» **Instructions to follow**:
In the entries below, how many lines contain the string "right"? Give the number by itself.

Material shown below:

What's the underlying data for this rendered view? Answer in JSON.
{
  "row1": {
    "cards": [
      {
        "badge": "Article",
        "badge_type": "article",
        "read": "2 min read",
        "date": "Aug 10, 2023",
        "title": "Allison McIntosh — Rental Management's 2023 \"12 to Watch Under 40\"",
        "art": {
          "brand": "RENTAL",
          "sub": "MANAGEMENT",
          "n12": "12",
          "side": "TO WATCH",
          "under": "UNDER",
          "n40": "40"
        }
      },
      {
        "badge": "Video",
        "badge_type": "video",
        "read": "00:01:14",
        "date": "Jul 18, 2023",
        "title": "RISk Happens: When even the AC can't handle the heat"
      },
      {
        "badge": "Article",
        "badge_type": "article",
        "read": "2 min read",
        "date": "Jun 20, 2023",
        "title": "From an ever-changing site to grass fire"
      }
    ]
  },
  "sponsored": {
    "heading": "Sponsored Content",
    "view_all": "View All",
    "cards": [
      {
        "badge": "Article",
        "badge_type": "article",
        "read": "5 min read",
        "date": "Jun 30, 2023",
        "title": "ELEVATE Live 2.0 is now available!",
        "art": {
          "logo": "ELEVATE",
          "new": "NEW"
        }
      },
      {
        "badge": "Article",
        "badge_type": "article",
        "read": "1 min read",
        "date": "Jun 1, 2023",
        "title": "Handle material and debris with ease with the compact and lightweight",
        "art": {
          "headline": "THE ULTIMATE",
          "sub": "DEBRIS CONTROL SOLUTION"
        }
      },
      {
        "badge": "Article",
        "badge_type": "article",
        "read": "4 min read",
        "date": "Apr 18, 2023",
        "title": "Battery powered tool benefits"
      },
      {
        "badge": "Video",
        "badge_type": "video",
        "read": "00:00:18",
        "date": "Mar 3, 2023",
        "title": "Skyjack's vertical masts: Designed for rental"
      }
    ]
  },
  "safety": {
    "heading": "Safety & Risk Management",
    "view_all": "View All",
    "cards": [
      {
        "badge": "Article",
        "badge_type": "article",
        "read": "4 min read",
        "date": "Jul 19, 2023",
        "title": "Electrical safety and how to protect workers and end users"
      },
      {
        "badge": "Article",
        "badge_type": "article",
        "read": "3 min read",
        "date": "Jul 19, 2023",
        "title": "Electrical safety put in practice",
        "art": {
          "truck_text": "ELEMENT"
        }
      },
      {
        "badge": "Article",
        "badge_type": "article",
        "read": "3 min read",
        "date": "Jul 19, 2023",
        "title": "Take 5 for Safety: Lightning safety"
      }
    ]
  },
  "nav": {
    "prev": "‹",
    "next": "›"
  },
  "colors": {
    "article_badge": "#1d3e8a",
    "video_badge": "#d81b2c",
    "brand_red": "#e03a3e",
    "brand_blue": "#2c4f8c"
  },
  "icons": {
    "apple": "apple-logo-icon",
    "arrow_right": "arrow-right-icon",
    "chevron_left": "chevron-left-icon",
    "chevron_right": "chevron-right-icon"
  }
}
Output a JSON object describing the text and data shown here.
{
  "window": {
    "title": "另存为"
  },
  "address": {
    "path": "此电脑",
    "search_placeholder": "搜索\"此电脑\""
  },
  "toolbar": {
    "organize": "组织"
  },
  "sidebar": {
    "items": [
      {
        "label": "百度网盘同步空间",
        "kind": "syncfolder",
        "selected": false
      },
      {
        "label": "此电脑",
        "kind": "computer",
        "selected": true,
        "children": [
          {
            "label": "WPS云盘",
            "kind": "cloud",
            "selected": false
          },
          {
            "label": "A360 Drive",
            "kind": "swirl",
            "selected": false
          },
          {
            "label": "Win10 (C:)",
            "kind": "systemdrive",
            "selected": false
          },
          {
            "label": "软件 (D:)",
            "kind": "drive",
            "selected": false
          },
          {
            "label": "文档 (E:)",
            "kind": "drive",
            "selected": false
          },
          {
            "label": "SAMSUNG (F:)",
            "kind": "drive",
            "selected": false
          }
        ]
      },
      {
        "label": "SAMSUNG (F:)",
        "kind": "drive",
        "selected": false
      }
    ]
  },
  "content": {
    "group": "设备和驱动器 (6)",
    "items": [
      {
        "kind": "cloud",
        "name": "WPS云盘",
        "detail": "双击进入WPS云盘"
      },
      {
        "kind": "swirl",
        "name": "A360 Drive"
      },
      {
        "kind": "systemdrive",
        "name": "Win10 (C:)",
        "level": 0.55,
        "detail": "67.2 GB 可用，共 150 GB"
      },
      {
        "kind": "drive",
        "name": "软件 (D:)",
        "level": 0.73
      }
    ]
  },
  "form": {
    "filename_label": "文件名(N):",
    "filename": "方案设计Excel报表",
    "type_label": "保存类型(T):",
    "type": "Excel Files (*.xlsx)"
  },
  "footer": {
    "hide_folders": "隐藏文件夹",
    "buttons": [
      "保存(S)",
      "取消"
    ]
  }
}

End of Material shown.

» **Answer below**:
2